Do- Oct. Begged it, my lord ! labella!
Ant. Yes, begged it, my ambassadress; Hast thou not still some grudyings of thy fever? Poorly and basely begged it of your brother. Dol. I would not see her lost.
Oct. Poorly and basely I could never beg, Ant. When I forsake her,
Nor could my brother grant. Leave me my better stars, for she has truth Ant. Shall I, who to my kneeling slave could Beyond her beauty. Cæsar tempted her
say, At no less price than kingdoms to betray me;
up and be a king, shall I fall down
As he could give me being? No; that word, Re-enter VENTIDIUS with Octavia, leading And die upon my tongue.
Forgive, would choke me up,
Dol. You shall not need it.
Vent. What! is she poison to you?' a disease? betrayed meLook on her, view her well, and those she brings : My friend too! to receive some vile conditions. Are they all strangers to your eyes? has Nature My wife has bought me with her prayers and No secret call, no whisper, they are yours?
tears, Dol. For shame, my lord, if not for love, re- And now I must become her branded slave: ceive them
In every peevish mood she will upbraid
Oct. My hard fortune
But the conditions I have brought are such To clasp them in ; your feet should turn to You need not blush to take.
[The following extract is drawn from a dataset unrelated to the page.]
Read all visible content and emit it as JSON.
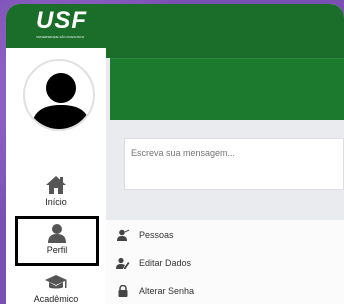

I love your honour,
Because 'tis mine. It never shall be said To bear you to them; and your eyes dart out, Octavia's husband was her brother's slave. And aim a kiss, ere you could reach their lips. Sir, you are free, free even from her
you loathe; Ant. I stood amazed to think how they came For though my brother bargains for your love, hither.
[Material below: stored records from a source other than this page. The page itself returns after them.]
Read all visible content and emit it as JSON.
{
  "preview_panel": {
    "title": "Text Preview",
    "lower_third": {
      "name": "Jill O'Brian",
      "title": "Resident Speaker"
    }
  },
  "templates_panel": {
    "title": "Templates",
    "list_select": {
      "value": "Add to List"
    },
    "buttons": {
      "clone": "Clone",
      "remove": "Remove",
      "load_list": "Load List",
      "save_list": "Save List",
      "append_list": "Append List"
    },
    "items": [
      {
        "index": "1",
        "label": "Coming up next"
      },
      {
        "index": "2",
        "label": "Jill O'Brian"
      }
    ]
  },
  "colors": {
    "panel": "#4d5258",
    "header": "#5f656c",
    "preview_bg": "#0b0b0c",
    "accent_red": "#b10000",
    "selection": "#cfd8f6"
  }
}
Makes me the price and cement of your peace, Vent. I sent for them; I brought them in, un- I have a soul like yours; I cannot take known
Your love as alms, nor beg what I deserve. To Cleopatra's guards.
I'll tell my brother we are reconciled; Dol. Yet are you cold?
He shall draw back his troops, and you shall Oct. Thus long have I attended for my
To rule the east. I may be dropt at Athens ; Which, as a stranger, sure I might expect. No matter where; I never will complain, Who am I?
But only keep the barren name of wife, Ant. Cæsar's sister.
And rid you of the trouble. Vol. k